Rob Ferguson, Robert Benzie & laurie monsebraaten
It's time to take the politics out of setting the minimum wage by striking a commission to review the rate annually and possibly link increases to inflation, says Ontario Progressive Conservative Leader John Tory.
Tory said he opposes the NDP's push to boost the minimum wage to $10 hourly but agreed the current level, rising to $8 next week, is too low.
Finance Minister Greg Sorbara told the Toronto Star that Ontario's "working poor" will get help from the province in the months ahead but shouldn't expect the minimum wage to rise to $10.
Tory called for any changes to the minimum wage to be made after consultations with business and social justice groups
"We clearly need a better process than one where, once in a while when a government feels like it, they decide to adjust the minimum wage," he said.
Asked if minimum wage should be linked to inflation, Tory replied "I'm not closed-minded to that" but stressed that any increases have to be measured against their impact on the broader economy.
NDP Leader Howard Hampton agreed with Tory that minimum wage should be linked to inflation but said his idea of a commission to review the rate annually is "an attempt to avoid the issue" of a $10 minimum wage.
"It's not a living wage, it doesn't need any more bureaucratic processes or study, it needs action," Hampton said.
Both Tory and Sorbara have warned that suddenly increasing the minimum wage to $10 would force some employers to cut staff. The government has predicted, based on recent economic studies, that up to 66,000 jobs could be lost if it were raised to that amount.
The finance ministry says the government has not commissioned or released any studies of its own on the impact of raising the minimum wage. Officials said yesterday they arrived at the job loss figures after reviewing recent Canadian studies in academic journals that found a 10 per cent increase in real wages can result in job losses ranging from 1 per cent to 4 per cent, with a median figure of 2.5 per cent. The finance officials then estimated a jump in the minimum wage to $10 would cause job losses of between 21,000 and 66,000.
A range of economists and social policy experts contacted by the Star yesterday agreed an overnight $2 hike to the minimum wage would shake up the job market in Ontario, but they weren't aware of any studies that back up the government's job-loss projections.
"There's no question there would be some impact on employment levels, particularly with such a big increase," said social policy consultant Richard Shillington, a statistician who worked on a 2006 Toronto task force on income security for low-income adults.
"But a lot of that would be what I call `sticker shock,' among employers," he said, referring to a similar reaction consumers have to sudden price hikes. "The question would be to determine the true impact."

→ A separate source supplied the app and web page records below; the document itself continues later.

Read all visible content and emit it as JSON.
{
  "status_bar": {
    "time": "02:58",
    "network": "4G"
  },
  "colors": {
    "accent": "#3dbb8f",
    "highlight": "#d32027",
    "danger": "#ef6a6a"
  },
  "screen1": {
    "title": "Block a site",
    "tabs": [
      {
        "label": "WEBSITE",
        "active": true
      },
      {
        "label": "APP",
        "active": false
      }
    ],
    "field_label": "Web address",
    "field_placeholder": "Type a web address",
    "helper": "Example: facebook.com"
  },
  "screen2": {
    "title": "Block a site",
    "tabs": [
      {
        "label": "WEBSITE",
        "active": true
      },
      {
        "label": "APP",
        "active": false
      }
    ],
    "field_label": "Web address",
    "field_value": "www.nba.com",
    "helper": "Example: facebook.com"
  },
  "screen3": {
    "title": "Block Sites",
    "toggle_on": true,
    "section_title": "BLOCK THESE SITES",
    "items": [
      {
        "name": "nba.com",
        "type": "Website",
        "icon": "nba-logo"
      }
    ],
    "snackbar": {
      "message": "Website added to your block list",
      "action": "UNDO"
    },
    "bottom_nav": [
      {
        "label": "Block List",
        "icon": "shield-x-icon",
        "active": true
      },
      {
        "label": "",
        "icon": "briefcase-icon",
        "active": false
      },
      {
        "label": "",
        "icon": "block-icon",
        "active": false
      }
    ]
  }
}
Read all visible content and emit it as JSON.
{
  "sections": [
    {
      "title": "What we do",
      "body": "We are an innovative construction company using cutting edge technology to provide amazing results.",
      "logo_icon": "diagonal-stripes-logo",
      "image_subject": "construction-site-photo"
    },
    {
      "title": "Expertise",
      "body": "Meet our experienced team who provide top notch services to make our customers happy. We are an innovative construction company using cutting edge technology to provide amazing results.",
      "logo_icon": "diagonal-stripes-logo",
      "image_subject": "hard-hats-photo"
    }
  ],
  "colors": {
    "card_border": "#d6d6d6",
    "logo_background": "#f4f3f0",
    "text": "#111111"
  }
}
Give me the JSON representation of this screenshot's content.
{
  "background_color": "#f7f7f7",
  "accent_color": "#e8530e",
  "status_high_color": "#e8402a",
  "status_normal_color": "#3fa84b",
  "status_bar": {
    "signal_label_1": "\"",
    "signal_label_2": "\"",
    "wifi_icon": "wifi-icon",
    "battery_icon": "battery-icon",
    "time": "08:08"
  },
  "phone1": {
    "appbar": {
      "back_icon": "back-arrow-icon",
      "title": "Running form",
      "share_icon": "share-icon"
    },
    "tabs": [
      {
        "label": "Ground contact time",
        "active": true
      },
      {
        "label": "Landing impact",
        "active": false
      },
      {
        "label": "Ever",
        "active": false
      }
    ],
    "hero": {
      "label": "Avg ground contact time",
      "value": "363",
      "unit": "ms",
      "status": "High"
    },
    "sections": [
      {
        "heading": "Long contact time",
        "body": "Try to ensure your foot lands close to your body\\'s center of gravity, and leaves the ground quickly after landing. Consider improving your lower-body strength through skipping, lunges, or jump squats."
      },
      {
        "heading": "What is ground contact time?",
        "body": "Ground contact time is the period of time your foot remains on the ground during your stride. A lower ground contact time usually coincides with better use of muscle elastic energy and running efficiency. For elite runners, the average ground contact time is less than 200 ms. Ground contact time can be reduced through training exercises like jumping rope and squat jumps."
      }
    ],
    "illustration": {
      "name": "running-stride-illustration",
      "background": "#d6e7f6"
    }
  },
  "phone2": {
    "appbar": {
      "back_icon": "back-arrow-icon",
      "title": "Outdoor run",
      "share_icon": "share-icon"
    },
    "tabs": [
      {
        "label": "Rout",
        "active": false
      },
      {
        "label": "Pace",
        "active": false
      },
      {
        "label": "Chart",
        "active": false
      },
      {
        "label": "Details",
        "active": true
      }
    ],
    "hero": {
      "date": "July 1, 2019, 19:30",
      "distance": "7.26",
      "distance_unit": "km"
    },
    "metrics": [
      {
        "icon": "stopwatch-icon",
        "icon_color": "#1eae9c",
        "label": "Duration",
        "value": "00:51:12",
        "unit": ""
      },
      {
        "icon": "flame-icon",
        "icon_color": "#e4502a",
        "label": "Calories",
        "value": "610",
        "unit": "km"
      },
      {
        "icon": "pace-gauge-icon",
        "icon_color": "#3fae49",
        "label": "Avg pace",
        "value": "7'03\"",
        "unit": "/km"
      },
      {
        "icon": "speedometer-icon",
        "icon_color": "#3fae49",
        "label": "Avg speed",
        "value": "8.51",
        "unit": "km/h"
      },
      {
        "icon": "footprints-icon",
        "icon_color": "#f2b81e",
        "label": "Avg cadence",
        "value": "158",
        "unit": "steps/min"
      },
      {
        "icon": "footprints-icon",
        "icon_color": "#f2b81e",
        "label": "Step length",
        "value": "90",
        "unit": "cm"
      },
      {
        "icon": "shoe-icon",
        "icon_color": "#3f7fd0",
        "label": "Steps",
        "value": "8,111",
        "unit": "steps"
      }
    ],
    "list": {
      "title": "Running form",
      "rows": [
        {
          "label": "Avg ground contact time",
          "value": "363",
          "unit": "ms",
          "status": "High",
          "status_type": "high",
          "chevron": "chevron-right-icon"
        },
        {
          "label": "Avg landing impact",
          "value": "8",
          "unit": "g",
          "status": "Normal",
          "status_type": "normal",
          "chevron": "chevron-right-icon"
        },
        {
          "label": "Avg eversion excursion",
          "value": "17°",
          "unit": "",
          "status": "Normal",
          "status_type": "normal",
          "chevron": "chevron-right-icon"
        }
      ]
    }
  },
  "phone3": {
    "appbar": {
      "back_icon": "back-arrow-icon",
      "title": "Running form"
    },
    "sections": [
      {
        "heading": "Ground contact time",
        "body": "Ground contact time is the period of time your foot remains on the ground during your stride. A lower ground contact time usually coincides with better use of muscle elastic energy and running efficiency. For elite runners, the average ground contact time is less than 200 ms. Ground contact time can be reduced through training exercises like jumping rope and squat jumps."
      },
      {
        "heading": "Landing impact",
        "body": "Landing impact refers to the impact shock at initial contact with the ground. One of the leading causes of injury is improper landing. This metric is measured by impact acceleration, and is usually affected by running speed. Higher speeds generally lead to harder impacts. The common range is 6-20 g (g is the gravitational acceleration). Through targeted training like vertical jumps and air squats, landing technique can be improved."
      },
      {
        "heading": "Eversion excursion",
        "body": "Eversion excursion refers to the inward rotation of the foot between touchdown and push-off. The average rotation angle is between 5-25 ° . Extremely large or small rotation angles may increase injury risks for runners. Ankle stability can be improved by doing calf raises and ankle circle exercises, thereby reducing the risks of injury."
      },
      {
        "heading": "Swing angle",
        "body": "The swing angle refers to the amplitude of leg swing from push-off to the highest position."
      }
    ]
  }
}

Since economists are split on how the minimum wage affects jobs, Shillington and others say the way to settle the issue would be to strike an independent body to monitor the impact.
The government has released no information to show that last year's 30-cent increase in the minimum wage to $7.75 from $7.45 caused any job losses, Shillington said.
So instead of a modest 25-cent increase to $8 next week, Shillington thinks the government should try a 50-cent hike and use the commission to monitor what happens to jobs.
Douglas Peters, former chief economist for TD Bank, also doubted the province's dire job-loss projections.
"How do you affect the job numbers that accurately? You have to put an awful lot of assumptions into the calculation," Peters said yesterday.
Like Shillington, he also likes the idea of a commission to track the impact of minimum wage hikes and thinks a 50-cent increase this year would be a good start with annual 50-cent increases after that.
The Liberals have already boosted the minimum wage 17 per cent in a series of small raises since taking power in 2003 after the previous Conservative government froze the rate at $6.85 for eight years. There has been no discernible economic fall-out from those increases.
"We are looking at a more comprehensive approach to helping out Ontario's working poor and that includes adjustments to the minimum wage based on a variety of factors, including economic growth and rates of inflation," Sorbara said.
Simply raising the minimum wage on its own will be of "scant help" to the working poor but Sorbara declined to discuss specifics, emphasizing any changes would have to come in a provincial budget this spring.
Sorbara is unlikely to take action until after federal Finance Minister Jim Flaherty introduces his budget on March 20.
Sources say there could be measures in the federal budget to assist low-wage earners, such as an adjustment of the threshold for paying income taxes.
If Ottawa moves in that direction, Queen's Park will almost certainly follow suit.
Proponents of the $10 minimum wage note that just 29 per cent of low-wage jobs are in small business with the rest at fast-food chains, major retailers and other big employers with deeper pockets in an era of growing corporate profits.
Tory's promise for a minimum wage review commission, possibly including welfare rates, came in a speech to the Registered Nurses' Association of Ontario, which supports a $10 minimum wage on the basis that income is a key determinant of good health.
His change in tack from opposing the $10 minimum wage could force Liberals to be more flexible on the issue with a provincial election looming in nine months, said association executive director Doris Grinspun.